GPs at the 2018 Welsh LMCs conference on 20 January backed a call for the Welsh government to 'put an end to the needless postcode lottery' by euthanising local health boards and creating a single body to administer primary care across the country.
LMCs also backed motions condemning health boards being allowed to 'ignore nationally binding negotiations' and 'squirrel funding away from GMS for secondary care access schemes'.
In her keynote address to the conference, GPC Wales chair Dr Charlotte Jones said the mood of the BMA was changing on this issue and that unless local boards adhered to national agreements the union may 'actively pursue' a push for a single, national health board to administer primary care.
'Some health boards are dynamic and innovative in approaches to solving problems and we rarely, if ever, hear of difficulties with implementation of the national agreements in these areas,' Dr Jones told the conference. 'But the same cannot be said elsewhere with two health boards in particular standing out.
What I would say to any board that thinks they are going get away with not delivering the national agreement or the solutions needed to sustain practices unchallenged then they are very much mistaken.'
Despite anger with individual boards' treatment of GPs, Dr Jones said that the BMA and the Welsh government shared a view 'that the Welsh model of primary care needs to have multidisciplinary professionals wrapped around practices and/or available in the community'.
She listed 'positive changes' prioritised for the 2018/19 GP contract in Wales. Support delivered to GP practices for indemnity costs will be increased, ahead of the roll-out of a state-backed similar to the package being drawn up for England.
A contract funding uplift is on the table, as are measures to ease GP workload, reduce the size of QOF, ease the premises burden on GPs and offer improved incentives to recruit and retain GPs working in Wales.
LMC representatives rejected calls to put financial pressure on locums to move to 'substantive' salaried or partnership roles by denying them access to NHS pensions or support with indemnity costs, after warnings from GP leaders that the move risked splitting the profession.

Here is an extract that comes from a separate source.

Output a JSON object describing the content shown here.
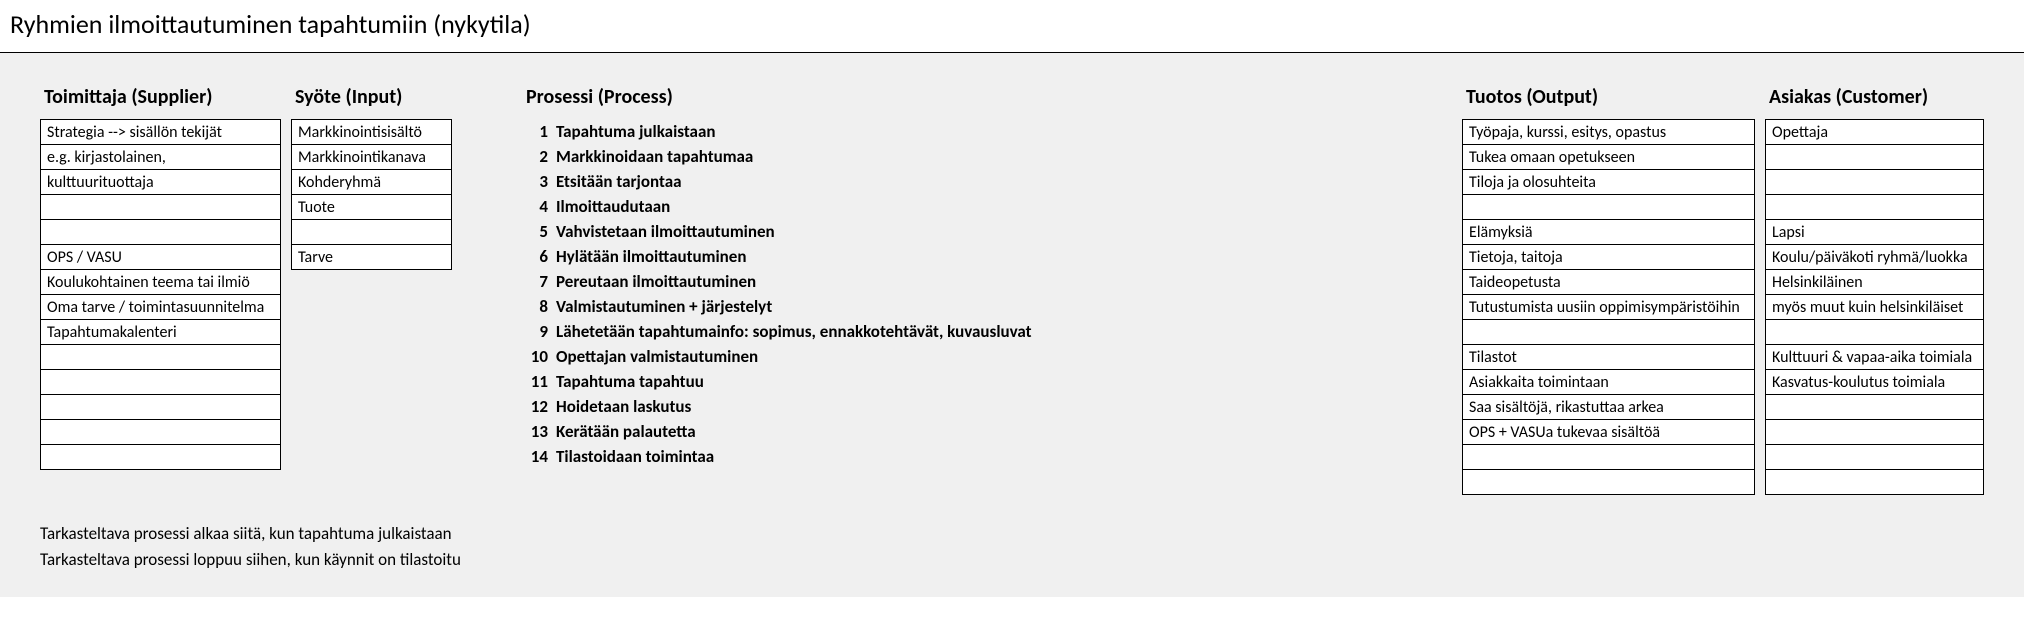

But GP leaders called for annual appraisals for GPs to be dropped in favour of two appraisals per five-year revalidation cycle, for HPV jabs to be extended to boys, and for measures to tackle the GP workforce crisis in Wales.